The traveling lecture was done to Jangwani Wildlife Corridor in Mto wa Mbu area. The Jangwani corridor serves as the wildlife migration corridor between core protected areas in the Tarangire-Manyara ecosystem. This connects Manyara and Tarangire National Parks, Ngorongoro Conservation Area and Manyara Ranch, and also is used as the game hunting ground.

Students learned the importance of the corridor to the sustainability of wildlife resources and how local people can participate in protection of these corridors. The Jangwani corridor also is part of the Lake Manyara Biosphere Reserve, where students held a discussion on the concept of biosphere reserve and the current challenges facing Lake Manyara and suggested possible solutions for these challenges. Furthermore, they were lectured on how wildlife hunting activity is being conducted legally in Tanzania with the conservationists dilemma of whether continue or stop hunting.

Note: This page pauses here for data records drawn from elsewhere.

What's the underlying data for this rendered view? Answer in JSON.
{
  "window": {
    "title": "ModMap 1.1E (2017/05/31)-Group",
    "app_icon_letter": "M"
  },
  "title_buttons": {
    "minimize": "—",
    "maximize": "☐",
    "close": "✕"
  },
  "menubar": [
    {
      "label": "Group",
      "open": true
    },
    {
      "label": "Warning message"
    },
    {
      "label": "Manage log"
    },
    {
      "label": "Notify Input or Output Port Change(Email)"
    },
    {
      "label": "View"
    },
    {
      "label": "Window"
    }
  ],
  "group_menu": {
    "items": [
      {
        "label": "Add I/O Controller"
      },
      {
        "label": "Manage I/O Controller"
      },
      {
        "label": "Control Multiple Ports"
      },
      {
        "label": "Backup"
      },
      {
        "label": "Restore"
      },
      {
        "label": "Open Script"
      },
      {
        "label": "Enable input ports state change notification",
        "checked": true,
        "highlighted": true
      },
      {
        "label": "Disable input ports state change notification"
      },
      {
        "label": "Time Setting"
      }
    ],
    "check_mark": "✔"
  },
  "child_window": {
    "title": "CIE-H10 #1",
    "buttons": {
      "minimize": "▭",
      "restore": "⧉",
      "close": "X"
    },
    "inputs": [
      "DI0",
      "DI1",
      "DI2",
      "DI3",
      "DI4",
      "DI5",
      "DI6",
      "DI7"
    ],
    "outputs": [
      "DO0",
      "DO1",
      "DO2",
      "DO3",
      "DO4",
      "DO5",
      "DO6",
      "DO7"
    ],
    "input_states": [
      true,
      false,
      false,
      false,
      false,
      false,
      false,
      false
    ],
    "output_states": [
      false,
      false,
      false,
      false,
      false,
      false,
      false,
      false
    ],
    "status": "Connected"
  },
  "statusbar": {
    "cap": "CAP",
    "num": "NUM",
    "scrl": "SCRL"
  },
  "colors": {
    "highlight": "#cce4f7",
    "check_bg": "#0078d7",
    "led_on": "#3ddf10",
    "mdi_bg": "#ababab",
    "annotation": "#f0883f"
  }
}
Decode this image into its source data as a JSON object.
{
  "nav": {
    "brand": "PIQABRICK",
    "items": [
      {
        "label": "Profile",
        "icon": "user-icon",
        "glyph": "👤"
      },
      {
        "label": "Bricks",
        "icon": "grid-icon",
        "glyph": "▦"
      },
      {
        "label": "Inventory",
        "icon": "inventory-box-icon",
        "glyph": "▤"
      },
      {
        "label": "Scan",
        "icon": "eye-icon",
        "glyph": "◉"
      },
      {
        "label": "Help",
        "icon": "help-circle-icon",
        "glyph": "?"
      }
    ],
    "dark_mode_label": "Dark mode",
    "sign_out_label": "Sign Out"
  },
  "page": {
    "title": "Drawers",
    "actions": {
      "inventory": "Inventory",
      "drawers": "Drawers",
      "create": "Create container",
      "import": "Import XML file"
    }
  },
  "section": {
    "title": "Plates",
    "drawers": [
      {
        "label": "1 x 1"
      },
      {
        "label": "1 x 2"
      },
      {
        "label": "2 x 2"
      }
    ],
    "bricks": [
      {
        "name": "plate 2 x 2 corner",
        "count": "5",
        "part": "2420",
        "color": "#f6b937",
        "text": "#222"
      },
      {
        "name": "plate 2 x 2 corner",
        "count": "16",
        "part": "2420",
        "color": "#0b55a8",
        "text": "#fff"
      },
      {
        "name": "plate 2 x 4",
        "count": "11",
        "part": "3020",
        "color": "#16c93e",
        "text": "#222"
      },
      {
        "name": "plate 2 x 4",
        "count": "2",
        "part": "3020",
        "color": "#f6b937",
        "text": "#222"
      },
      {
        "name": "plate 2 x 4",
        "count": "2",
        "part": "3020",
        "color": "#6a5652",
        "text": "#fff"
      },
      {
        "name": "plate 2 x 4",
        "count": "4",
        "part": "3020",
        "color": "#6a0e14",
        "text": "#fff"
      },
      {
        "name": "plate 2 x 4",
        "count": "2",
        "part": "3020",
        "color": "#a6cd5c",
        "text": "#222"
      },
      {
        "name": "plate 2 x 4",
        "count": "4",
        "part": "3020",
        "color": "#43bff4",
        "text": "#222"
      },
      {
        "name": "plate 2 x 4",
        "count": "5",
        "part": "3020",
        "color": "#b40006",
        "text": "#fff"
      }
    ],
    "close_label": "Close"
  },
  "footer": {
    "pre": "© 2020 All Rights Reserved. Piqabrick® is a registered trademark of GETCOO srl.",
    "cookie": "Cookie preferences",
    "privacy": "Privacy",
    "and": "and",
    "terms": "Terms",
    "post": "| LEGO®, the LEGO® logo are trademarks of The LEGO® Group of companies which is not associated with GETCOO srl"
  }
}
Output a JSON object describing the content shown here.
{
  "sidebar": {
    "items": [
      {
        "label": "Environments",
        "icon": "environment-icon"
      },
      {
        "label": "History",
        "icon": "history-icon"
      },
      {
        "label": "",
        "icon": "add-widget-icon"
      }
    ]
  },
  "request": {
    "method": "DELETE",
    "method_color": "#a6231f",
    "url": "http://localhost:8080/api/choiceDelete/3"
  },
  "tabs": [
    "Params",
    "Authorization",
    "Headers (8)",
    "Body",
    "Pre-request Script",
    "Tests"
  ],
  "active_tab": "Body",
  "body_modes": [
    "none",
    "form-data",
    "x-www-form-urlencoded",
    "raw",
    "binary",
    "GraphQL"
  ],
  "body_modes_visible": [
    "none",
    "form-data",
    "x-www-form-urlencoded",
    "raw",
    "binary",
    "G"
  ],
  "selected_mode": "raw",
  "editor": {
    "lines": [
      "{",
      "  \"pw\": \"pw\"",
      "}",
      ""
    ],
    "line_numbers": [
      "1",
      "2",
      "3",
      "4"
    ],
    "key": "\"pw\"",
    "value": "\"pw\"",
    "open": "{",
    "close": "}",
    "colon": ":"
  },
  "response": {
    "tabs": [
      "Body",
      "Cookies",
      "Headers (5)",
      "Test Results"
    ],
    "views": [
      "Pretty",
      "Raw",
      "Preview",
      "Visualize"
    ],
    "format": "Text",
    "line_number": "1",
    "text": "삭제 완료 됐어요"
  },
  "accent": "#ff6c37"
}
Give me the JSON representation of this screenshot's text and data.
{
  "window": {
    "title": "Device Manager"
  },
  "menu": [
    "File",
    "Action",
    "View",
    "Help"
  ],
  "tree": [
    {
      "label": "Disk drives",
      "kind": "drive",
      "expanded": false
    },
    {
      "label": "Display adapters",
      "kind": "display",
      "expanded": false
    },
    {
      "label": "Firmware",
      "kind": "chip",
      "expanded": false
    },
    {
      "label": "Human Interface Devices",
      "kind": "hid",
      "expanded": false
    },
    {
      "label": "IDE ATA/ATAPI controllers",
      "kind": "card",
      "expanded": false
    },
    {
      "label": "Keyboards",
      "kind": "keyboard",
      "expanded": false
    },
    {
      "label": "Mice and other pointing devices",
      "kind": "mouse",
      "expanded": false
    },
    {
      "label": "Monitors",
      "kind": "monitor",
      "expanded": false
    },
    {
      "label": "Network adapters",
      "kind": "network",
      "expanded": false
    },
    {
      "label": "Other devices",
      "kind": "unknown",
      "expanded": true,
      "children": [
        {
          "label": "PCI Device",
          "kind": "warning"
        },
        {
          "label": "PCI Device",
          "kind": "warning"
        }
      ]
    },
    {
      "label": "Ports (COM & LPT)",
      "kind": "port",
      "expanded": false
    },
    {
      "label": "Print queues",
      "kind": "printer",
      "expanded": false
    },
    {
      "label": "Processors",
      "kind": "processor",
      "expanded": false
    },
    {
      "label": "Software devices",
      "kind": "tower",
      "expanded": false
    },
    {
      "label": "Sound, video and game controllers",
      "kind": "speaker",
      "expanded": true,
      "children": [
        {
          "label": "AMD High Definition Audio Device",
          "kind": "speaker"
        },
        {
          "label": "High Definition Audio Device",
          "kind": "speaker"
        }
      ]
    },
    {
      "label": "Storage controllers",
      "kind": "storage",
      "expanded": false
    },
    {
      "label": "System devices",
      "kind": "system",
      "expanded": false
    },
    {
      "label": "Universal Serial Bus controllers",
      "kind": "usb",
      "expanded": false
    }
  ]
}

The Expedition was from February 28th to March 05th, 2013 to Tarangire and Arusha National Parks. Also students have had an opportunity to visit and have a focus group discussion with the Burunge Wildlife Management Area leadership on local community participation in the conservation of wildlife resources as the type of land use for economic and social benefits.  In Tarangire National Park, students had a field exercise on identification of elephant sex and age, and general wildlife counts. In Arusha National Park, students mainly carried out water bird counts and animal association exercises.

Ultimately, the travelling lecture and expedition were academically very enriching to students as they exposed them to true situations in the field and enabled them to conduct practical field exercises.